What reason is there to think Bush would do it any better job in handing back Iraq intact to its citizens than John Kerry? His incentive to fix what his administration has broken is the more powerful of the two. The steps he already has taken — abandoning Ahmed Chalabi and the rest of the “ex-Iraqis” who had sold him a bill of goods in favor of ex-Ba’ath Party leader Iyad Illawi — are not yet widely recognized. Still less understood are their chances of succeeding.

Speaking personally, Bush’s initial Wilsonian impulse, to “make the world safe for democracy,” was all right with me — also, apparently, with something like half the American electorate. So far his adventure has turned out to be somewhere between Panama and Vietnam. But it risks becoming much worse than his father’s humanitarian venture in Mogadishu if it fails.

For John Kerry, Iraq was “the wrong war in the wrong place at the wrong time.” Last week he was comparing the U.S. intervention to John F. Kennedy’s unfortunate and quickly abandoned 1961 invasion-by-proxy of Cuba. Even if you believe passionately that the entire Iraq project was a bad idea (and obviously many, many people do), there is something to be said for letting the other guy finish his turn at trying to reassemble the clock he so recklessly has taken apart.

It is on this argument (and it alone) that the case rests for the re-election of George Bush, at least among those of us who are not totally committed to one fiercely polarized side or the other in this election. All the rest of the drift and disregard of mounting problems that may occur during a second Bush term — even the potential Supreme Court appointments — take a back seat to this consideration, since their ill-effects can be neutralized or reversed. Nothing, however, could erase the horror of a Balkan-style collapse of the Iraqi state, accidentally contrived and then not prevented by the United States.

I recognize that this view is opposite to the intensely emotional way the campaign is being waged.  My argument is based on nothing more substantial than what we teach in nursery school: the principles of restraint, fair play, and taking turns.

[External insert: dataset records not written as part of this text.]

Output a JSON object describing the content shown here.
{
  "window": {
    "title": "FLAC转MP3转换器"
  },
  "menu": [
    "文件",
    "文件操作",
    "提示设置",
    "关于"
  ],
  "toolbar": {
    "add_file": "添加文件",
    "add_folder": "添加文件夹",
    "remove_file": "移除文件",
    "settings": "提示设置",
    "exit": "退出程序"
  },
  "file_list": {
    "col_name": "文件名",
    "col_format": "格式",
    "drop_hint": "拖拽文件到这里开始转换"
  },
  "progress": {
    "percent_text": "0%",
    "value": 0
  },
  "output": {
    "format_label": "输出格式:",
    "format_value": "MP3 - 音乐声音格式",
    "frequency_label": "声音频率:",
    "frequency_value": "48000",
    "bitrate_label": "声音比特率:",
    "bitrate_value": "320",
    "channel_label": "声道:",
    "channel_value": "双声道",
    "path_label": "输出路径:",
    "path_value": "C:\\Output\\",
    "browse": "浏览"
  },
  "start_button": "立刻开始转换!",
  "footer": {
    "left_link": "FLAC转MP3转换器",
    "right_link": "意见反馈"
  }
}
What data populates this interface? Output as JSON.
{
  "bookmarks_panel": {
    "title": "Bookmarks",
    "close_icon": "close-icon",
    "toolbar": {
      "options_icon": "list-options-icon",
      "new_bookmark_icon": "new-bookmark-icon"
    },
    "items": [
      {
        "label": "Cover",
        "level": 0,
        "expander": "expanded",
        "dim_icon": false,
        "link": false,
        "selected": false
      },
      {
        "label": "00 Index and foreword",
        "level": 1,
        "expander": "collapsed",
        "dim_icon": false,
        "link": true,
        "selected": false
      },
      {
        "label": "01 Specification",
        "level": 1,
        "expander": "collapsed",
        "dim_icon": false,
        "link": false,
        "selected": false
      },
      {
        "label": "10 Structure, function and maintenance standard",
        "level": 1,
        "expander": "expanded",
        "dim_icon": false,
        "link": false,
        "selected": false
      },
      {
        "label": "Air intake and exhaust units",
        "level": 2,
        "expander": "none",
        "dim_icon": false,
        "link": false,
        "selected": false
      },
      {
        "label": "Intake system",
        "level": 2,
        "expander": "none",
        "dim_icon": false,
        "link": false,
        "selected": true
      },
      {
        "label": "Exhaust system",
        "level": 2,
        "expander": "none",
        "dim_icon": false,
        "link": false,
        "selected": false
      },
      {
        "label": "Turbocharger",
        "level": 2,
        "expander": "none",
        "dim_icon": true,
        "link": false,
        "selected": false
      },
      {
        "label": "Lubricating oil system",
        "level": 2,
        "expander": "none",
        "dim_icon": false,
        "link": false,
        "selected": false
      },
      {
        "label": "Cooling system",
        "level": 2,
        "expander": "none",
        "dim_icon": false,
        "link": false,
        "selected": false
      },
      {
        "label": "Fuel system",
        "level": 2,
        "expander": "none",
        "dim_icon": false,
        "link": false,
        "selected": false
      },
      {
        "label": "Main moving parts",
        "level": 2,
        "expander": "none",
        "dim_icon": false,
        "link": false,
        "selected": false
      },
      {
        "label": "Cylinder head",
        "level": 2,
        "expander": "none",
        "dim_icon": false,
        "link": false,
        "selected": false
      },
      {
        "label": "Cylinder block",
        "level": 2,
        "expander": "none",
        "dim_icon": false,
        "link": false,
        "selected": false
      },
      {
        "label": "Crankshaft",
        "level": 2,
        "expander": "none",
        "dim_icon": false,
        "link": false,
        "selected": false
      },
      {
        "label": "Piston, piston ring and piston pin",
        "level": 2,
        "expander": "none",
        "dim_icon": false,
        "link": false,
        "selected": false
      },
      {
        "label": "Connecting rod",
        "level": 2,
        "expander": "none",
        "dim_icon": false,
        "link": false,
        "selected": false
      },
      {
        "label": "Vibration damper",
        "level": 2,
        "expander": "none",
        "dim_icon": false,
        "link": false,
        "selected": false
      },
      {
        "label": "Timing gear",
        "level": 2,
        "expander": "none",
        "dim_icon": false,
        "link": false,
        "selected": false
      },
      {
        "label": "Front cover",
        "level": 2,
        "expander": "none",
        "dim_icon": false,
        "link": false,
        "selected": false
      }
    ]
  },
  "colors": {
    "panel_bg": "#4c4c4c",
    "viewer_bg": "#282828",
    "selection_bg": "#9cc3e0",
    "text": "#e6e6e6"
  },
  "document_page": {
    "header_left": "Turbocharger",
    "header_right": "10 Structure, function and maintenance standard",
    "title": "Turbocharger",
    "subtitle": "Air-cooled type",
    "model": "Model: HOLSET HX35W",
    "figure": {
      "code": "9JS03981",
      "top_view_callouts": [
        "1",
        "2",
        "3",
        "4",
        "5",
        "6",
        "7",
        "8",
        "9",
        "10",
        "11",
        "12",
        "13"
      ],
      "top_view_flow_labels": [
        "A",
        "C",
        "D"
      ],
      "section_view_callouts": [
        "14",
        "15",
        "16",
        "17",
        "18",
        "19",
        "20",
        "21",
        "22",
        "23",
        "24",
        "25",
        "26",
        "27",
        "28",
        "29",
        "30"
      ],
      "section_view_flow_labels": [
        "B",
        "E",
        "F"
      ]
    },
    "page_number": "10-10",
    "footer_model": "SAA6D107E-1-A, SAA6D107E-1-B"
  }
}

The same principles apply no matter who is elected president next week. Whoever gets the job will face a raucous mess. He will deserve all the sympathy and understanding that we can muster.